The Basics of Gambling


Whether it’s gambling with real money, or playing with non-monetary materials such as marbles, or simply gambling on the luck of the draw, there are a number of ways to engage in gambling. The most obvious method is to place a bet on the outcome of a specific event. If the outcome is predicted correctly, the bet wins. On the other hand, if the outcome is unexpected, you can lose all of your money. If you are a seasoned gambler, you may exhibit certain psychological biases in how you play, such as a tendency to focus on a specific outcome, or to try and minimize the effects of your bad luck.

For many, gambling is a fun way to pass the time. For others, it can be a lucrative pastime. However, gambling can also be a source of stress and frustration. And, it may have a negative effect on other areas of life, such as relationships and school.

If you’re considering gambling, the best way to approach it is to understand the fundamentals. This includes the odds and the strategy associated with it. In addition, there are several things to look for in the process. The best gambling strategy, for example, might be to plan ahead and take some positive extracurricular activities into consideration, such as volunteering at a local charity or performing at a community event.

The odds of winning the lottery are low. In fact, the chance of winning a single lottery ticket is about one in 15 million. Unlike most other forms of gambling, the odds of winning the lottery are not dependent on the amount you wager.

During the late twentieth century, lotteries quickly became a major industry in the United States and Europe. The earliest known evidence of gambling can be found in ancient China, where tiles from around 2,300 B.C were used in a rudimentary lottery-style game.

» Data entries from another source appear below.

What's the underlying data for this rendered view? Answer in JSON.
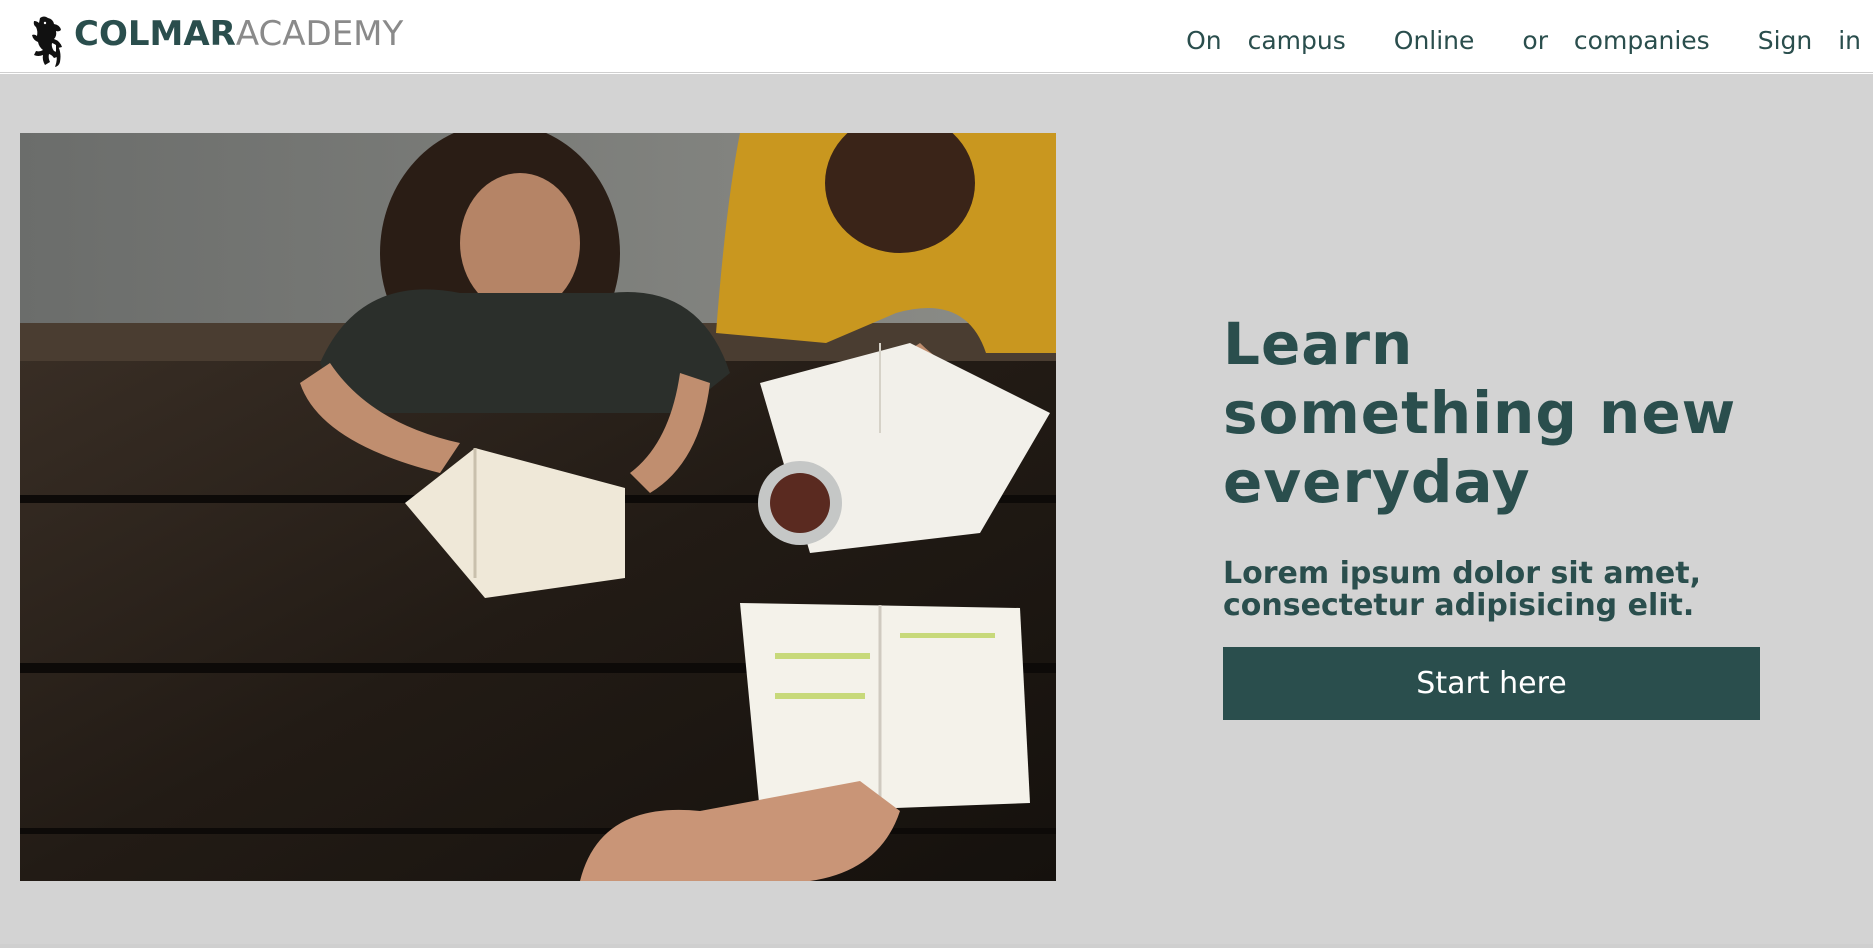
{
  "header": {
    "brand": {
      "strong": "COLMAR",
      "light": "ACADEMY",
      "logo_icon": "lion-rampant-icon"
    },
    "nav": [
      {
        "label": "On campus"
      },
      {
        "label": "Online"
      },
      {
        "label": "or companies"
      },
      {
        "label": "Sign in"
      }
    ]
  },
  "hero": {
    "image": "students-studying-at-picnic-table-photo",
    "headline": "Learn something new everyday",
    "subheadline": "Lorem ipsum dolor sit amet, consectetur adipisicing elit.",
    "cta_label": "Start here"
  },
  "colors": {
    "brand_primary": "#2a4e4d",
    "brand_secondary": "#8a8a8a",
    "hero_background": "#d3d3d3",
    "button_text": "#ffffff"
  }
}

Throughout the world, gambling has been a popular activity. However, it was a crime throughout most of the twentieth century. It was even illegal in Las Vegas, Nevada, and Atlantic City, New Jersey. However, the late twentieth century saw a softening of attitudes about gambling and the relaxation of certain laws. Today, most states and territories allow some form of gambling, including poker rooms, horse racing tracks, casinos and Indian casinos.

Although gambling is widely available and commonly understood, it may still be a problem for some people. Among those, problem gambling is defined as a persistent, long-term gambling behavior. Regardless of the reason for gambling, a person should know the rules, understand the odds, and know when to stop. In the United States, most states promote state-sanctioned gambling, while some jurisdictions ban gambling altogether. Depending on the jurisdiction, gambling is often heavily regulated, which can lead to an increased risk of problem gambling.

Some people believe that gambling is a good way to unwind after a stressful day. However, studies suggest that it may also lead to an increased risk of developing problem gambling. As a result, parents should take caution. For example, parents should be aware that gambling can affect family relationships, educational outcomes, and social interactions. If you suspect that a loved one has a gambling problem, seek advice from a doctor, psychologist, or local problem gambling service.